The end of the line
After thirty years of defending the line against avalanches, heavy snowfall, forest and structural fires and mudslides, the Canadian Pacific Railway Company finally gave up on Rogers Pass. A massive avalanche on March 4, 1910 had killed 58 railway workers who were clearing the site of an earlier slide that had plummeted down the opposite side of the valley. Everyone except one member of the engine crew was killed. This disaster had occurred only 3 days after an avalanche in the Cascade Range in Washington State had swept two trains into a canyon and killed 96 people. These terrible accidents and a history of avalanche deaths in the pass pushed the company to a final decision on a long-planned tunnel.

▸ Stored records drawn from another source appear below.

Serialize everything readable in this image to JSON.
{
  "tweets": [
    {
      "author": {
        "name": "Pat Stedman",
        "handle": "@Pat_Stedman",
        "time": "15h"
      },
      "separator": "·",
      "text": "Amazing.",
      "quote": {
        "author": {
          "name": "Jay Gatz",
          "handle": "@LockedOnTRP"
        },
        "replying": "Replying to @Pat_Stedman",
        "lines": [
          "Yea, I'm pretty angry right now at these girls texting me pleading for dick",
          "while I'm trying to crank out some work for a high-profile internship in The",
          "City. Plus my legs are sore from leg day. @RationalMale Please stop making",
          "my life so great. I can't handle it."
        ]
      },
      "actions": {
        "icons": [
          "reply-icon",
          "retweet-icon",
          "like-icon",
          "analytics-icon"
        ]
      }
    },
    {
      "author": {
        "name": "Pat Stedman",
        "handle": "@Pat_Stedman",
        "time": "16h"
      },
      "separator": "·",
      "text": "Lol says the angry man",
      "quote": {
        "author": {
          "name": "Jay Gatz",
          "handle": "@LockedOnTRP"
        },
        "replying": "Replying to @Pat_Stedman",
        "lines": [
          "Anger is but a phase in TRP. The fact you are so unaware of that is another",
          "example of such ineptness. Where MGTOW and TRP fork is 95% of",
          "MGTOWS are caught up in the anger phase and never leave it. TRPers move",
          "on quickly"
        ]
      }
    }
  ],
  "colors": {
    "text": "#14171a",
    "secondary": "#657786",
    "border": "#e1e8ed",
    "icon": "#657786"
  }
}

The surface route over the pass was abandoned in 1917 after the 9 km long Connaught Tunnel reduced the avalanche risk, eliminated many of the snowsheds and pared down the rail grade over the pass.
Despite the loss of direct rail service, Glacier House stayed open for another decade. Guests bound for the resort were met by horse-drawn coaches near the tunnel entrance for the short trip on the abandoned rail line. Without the immediacy of the railway at the front door however, visitation began to steadily decline. With the Great Glacier receding, the resort's greatest attraction was disappearing from view. Glacier House was overshadowed by the Banff Springs Hotel and the Chateau Lake Louise, and the 1925 season was to be the last for Glacier House.
Rogers Pass and Glacier National Park were very quiet places for the next 35 years. Less than 1000 alpinists visited the park each year, accommodated in a few rooms over the general store at the new community of Glacier near the tunnel's west entrance, and later at the Alpine Club of Canada's Wheeler Hut (built in 1946). Some of the buildings from Rogers Station and Summit City were moved to Glacier. Over the next decades, the abandoned rail line, the Rogers Station and Summit City sites, and the Glacier House foundations were variously reclaimed by dense vegetation, avalanches, landslides and floods. Construction of the new Trans-Canada Highway in the late 1950s and early 1960s obliterated much of the original rail line over the pass. When the completion of the Trans-Canada Highway was celebrated by Prime Minister John Diefenbaker at the summit of the pass in 1962 however, Rogers Pass again became an important link in the national transportation system. The highway now brings more than half a million visitors to Rogers Pass every year.